App and web page records
BEGIN
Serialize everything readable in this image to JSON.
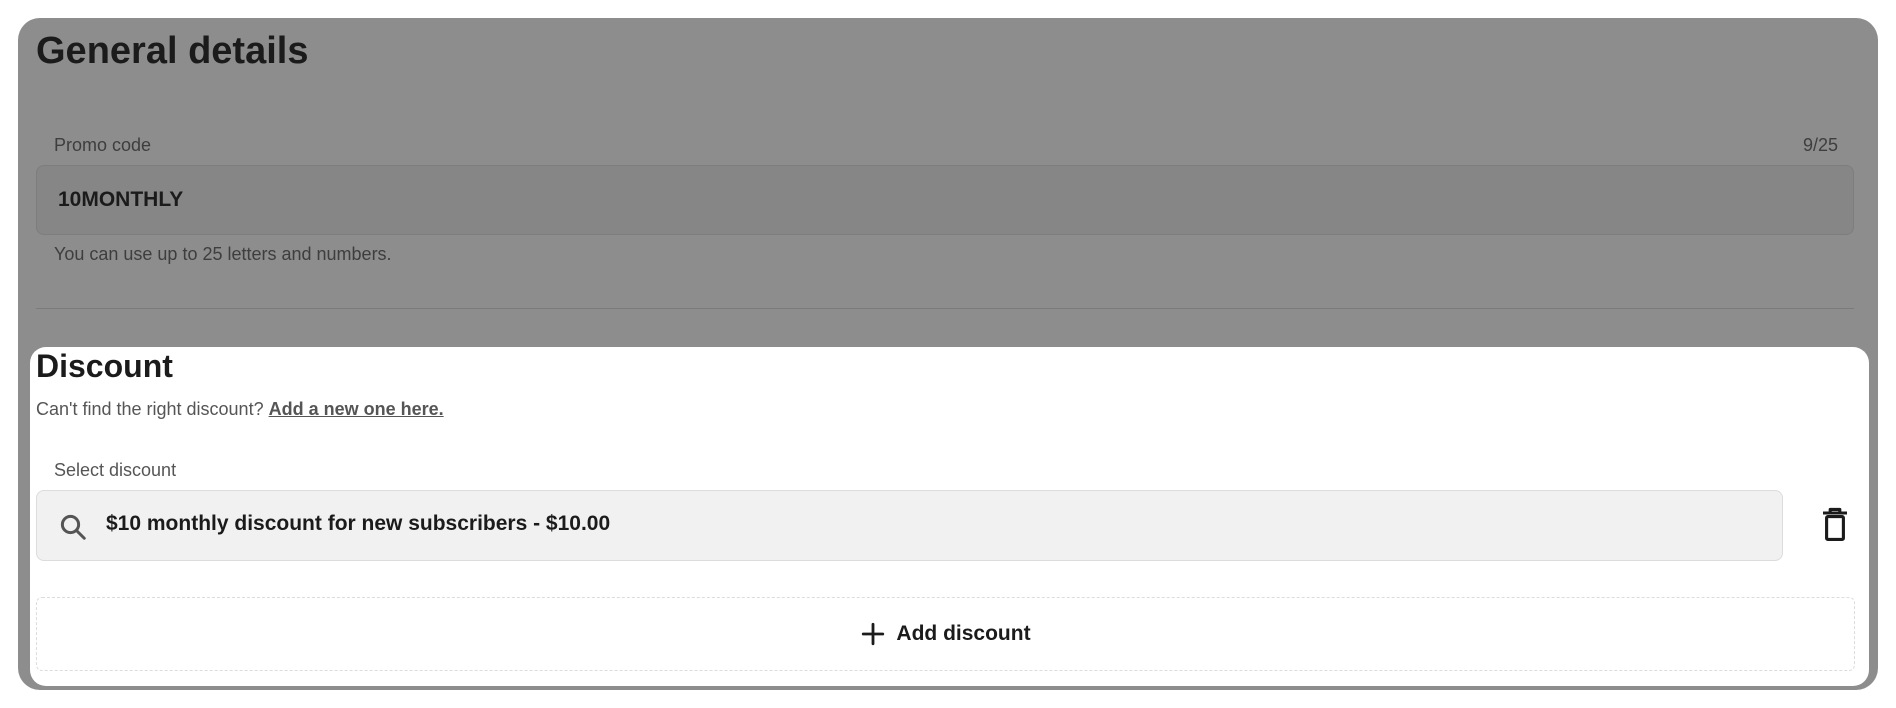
{
  "general": {
    "title": "General details",
    "promo_label": "Promo code",
    "promo_count": "9/25",
    "promo_value": "10MONTHLY",
    "promo_help": "You can use up to 25 letters and numbers."
  },
  "discount": {
    "title": "Discount",
    "helper_text": "Can't find the right discount?",
    "helper_link": "Add a new one here.",
    "select_label": "Select discount",
    "selected_value": "$10 monthly discount for new subscribers - $10.00",
    "add_button": "Add discount",
    "icons": {
      "search": "search-icon",
      "delete": "trash-icon",
      "add": "plus-icon"
    }
  },
  "colors": {
    "overlay": "#8d8d8d",
    "panel": "#ffffff",
    "field_bg": "#f1f1f1",
    "text": "#1b1b1b"
  }
}
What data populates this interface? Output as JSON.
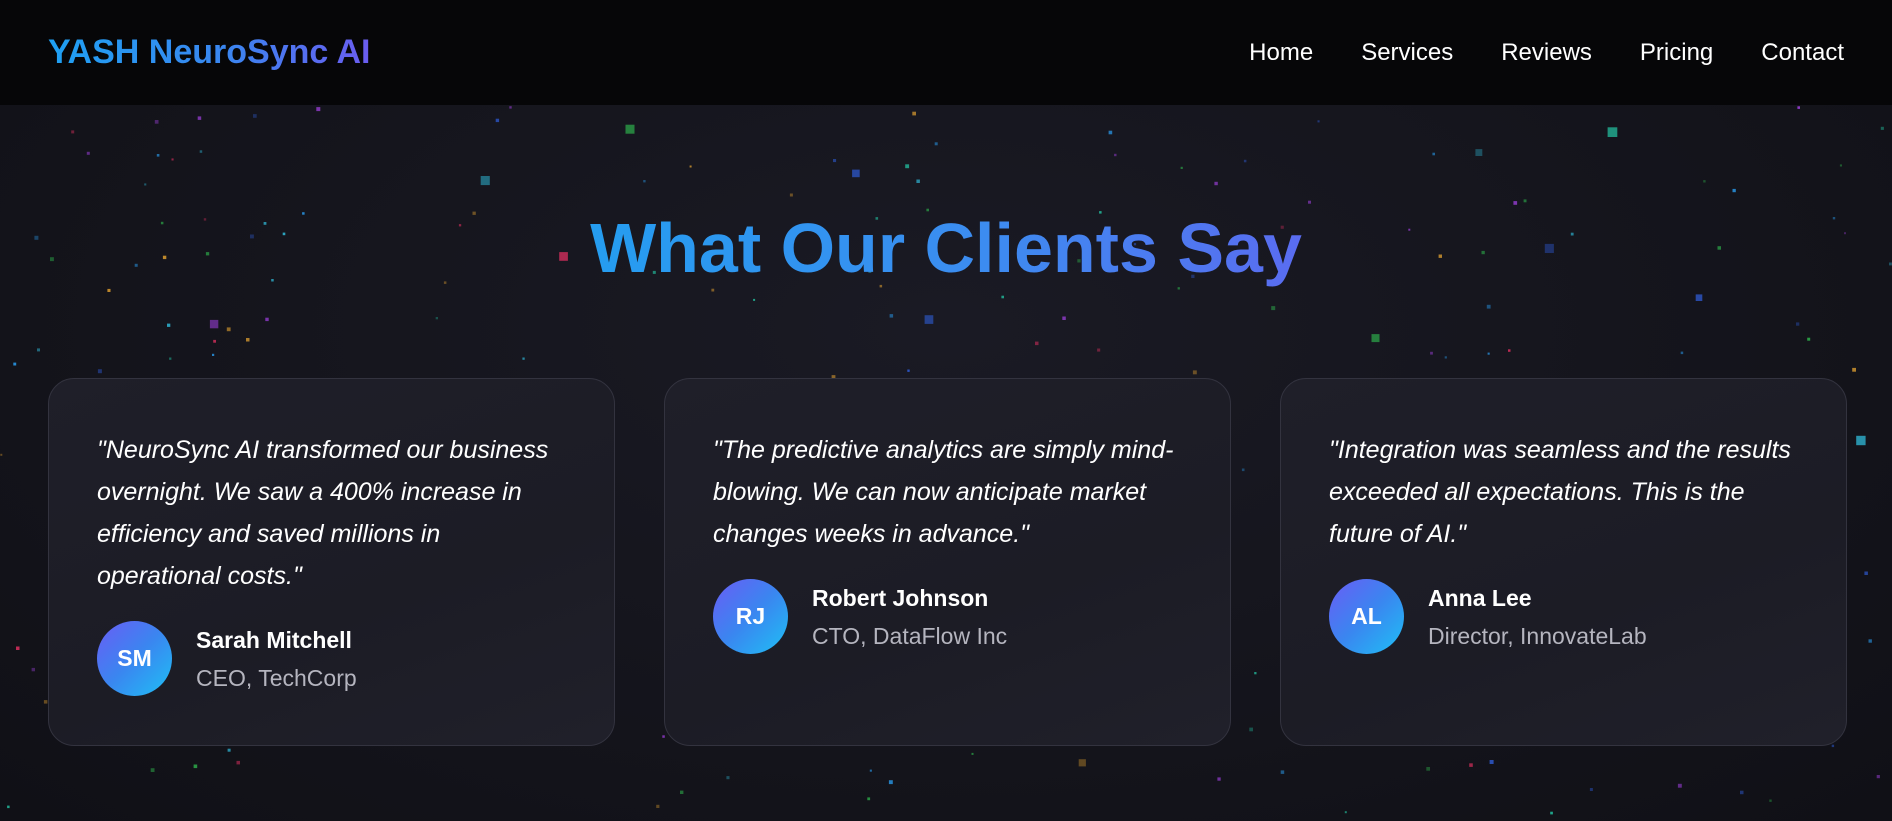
{
  "brand": {
    "logo_text": "YASH NeuroSync AI"
  },
  "nav": {
    "items": [
      {
        "label": "Home"
      },
      {
        "label": "Services"
      },
      {
        "label": "Reviews"
      },
      {
        "label": "Pricing"
      },
      {
        "label": "Contact"
      }
    ]
  },
  "testimonials": {
    "title": "What Our Clients Say",
    "items": [
      {
        "quote": "\"NeuroSync AI transformed our business overnight. We saw a 400% increase in efficiency and saved millions in operational costs.\"",
        "initials": "SM",
        "name": "Sarah Mitchell",
        "role": "CEO, TechCorp"
      },
      {
        "quote": "\"The predictive analytics are simply mind-blowing. We can now anticipate market changes weeks in advance.\"",
        "initials": "RJ",
        "name": "Robert Johnson",
        "role": "CTO, DataFlow Inc"
      },
      {
        "quote": "\"Integration was seamless and the results exceeded all expectations. This is the future of AI.\"",
        "initials": "AL",
        "name": "Anna Lee",
        "role": "Director, InnovateLab"
      }
    ]
  },
  "colors": {
    "accent_blue": "#259df0",
    "accent_purple": "#6a5cf0",
    "background": "#14141c",
    "card_background": "#1e1e28",
    "nav_background": "#060608"
  }
}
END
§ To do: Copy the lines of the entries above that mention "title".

§ Your solution:
    "title": "General details",
    "title": "Discount",
    "title": "What Our Clients Say",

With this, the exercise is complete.